In my current teaching practice, I use game-based learning and video games-as-text regularly. I create playful activities using “house rules” and encourage students to answer questions and actively participate in class discussions by adding a playful layer on top of the class discussion. One way I do this is by modifying the game Jenga. Sometimes I use the physical version while other times I use the video game version, Jenga: World Tour. I separate students into various groups and ask them questions about the course content. If the students of a given group answer correctly, then the students from other groups have to pull a block. If they answer incorrectly, however, then the students in that group must pull blocks from their towers. The teams whose towers collapse first lose, and whoever has the last tower standing earns a few points toward a major assessment of their choosing. This is an engaging activity that can be used in any classroom.
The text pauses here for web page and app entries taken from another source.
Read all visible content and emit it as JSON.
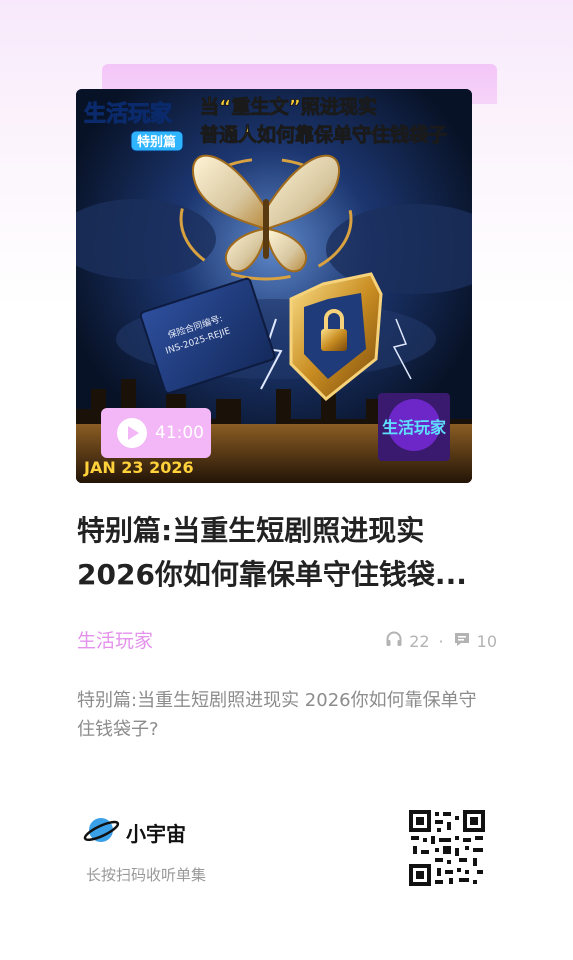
{
  "cover": {
    "show_name_badge": "生活玩家",
    "special_badge": "特别篇",
    "headline_line1": "当“重生文”照进现实",
    "headline_line2": "普通人如何靠保单守住钱袋子",
    "book_label_line1": "保险合同编号:",
    "book_label_line2": "INS-2025-REJIE",
    "date": "JAN 23 2026",
    "logo_text": "生活玩家"
  },
  "player": {
    "duration": "41:00"
  },
  "episode": {
    "title": "特别篇:当重生短剧照进现实 2026你如何靠保单守住钱袋...",
    "podcast": "生活玩家",
    "listens": "22",
    "separator": "·",
    "comments": "10",
    "description": "特别篇:当重生短剧照进现实 2026你如何靠保单守住钱袋子?"
  },
  "footer": {
    "brand": "小宇宙",
    "hint": "长按扫码收听单集"
  },
  "colors": {
    "accent_pink": "#e491ec",
    "play_pill": "#f3b6f6",
    "title": "#222222",
    "muted": "#8c8c8c"
  }
}
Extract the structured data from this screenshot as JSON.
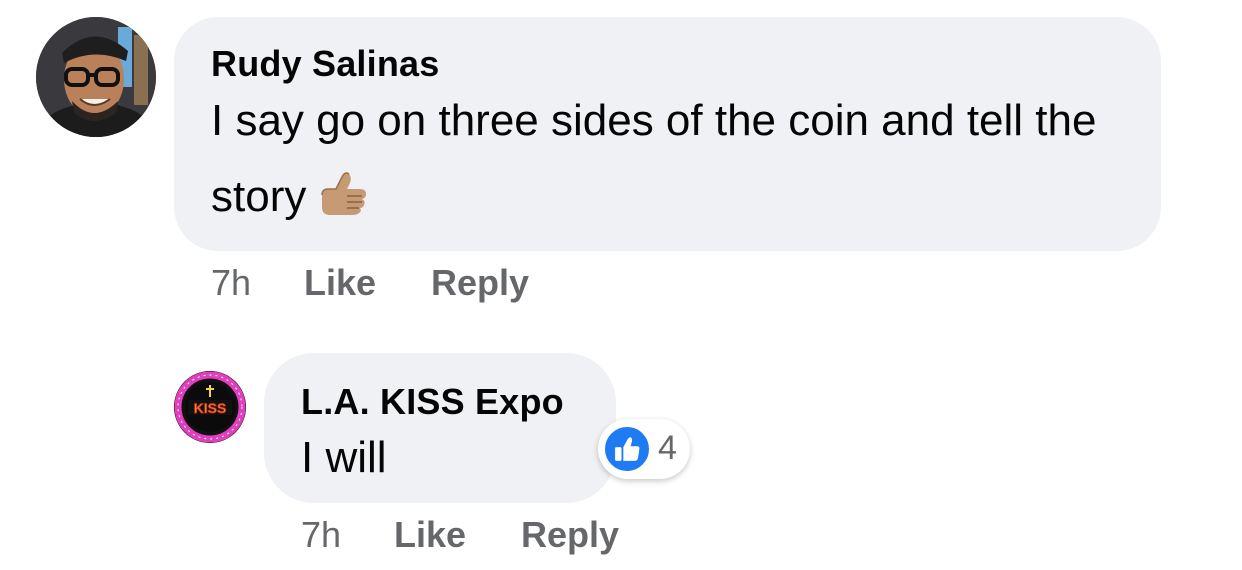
{
  "comments": [
    {
      "author": "Rudy Salinas",
      "text": "I say go on three sides of the coin  and tell the story",
      "emoji": "thumbs-up-medium-skin",
      "time": "7h",
      "like_label": "Like",
      "reply_label": "Reply"
    },
    {
      "author": "L.A. KISS Expo",
      "text": "I will",
      "time": "7h",
      "like_label": "Like",
      "reply_label": "Reply",
      "reaction": {
        "icon": "like-icon",
        "count": "4",
        "color": "#1f7bf2"
      },
      "avatar_logo_text": "KISS"
    }
  ],
  "colors": {
    "bubble": "#f0f1f4",
    "secondary_text": "#65676b",
    "primary_text": "#050505",
    "like_blue": "#1f7bf2",
    "kiss_ring": "#e23fbf"
  }
}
Another practice that I have found successful is the use of a gamified layer to assessment. Instead of using a standard average-based curve, I tell students that they start the class at “Level zero” and have no “experience points.” In order to pass the class, they need to “level up” to level 10, which is done by earning points via class assignments, exams, and presentations. As students complete the course requirements they level up their class characters at a rate of 70 experience points per level. To earn a B in class they need to reach level 12, and to earn an A they need to reach level 14. This form of points-based assessment makes students feel more engaged with the process, as they feel that they take on a more active role in their assessment.
Finally, I use video games as text. As an English instructor this might be easier for me than it could be for instructors in other disciplines. When teaching the elements of literature there are almost countless story-based games to draw from, and when discussing themes of race, gender, class, prejudice, empathy, identity, or any of the other themes common to the English classroom I have several games to choose from. Westport Independent and Papers Please, for example, are both language-intensive story-driven games that explore the effects of totalitarian governments on society. When I teach argument, I can always rely on Logomancer and Last Word, games about using rhetorical appeals to persuade an audience. Even when teaching basic writing skills I can always use Elegy for a Dead World and Kind Words, games about reading and writing, sharing the player’s creations with the community, and giving feedback to other writers. Still, the fact that many games are compatible with various English courses does not mean that there are no games that can be used in other courses.
Games from iCivics explore various political principles, while several strategy games depict historically accurate events and time periods. Increasingly, games focusing on developing STEM skills are being published in online storefronts like Steam and the Epic Launcher, and some mobile games on iOS and Android can easily be implemented in health science classrooms.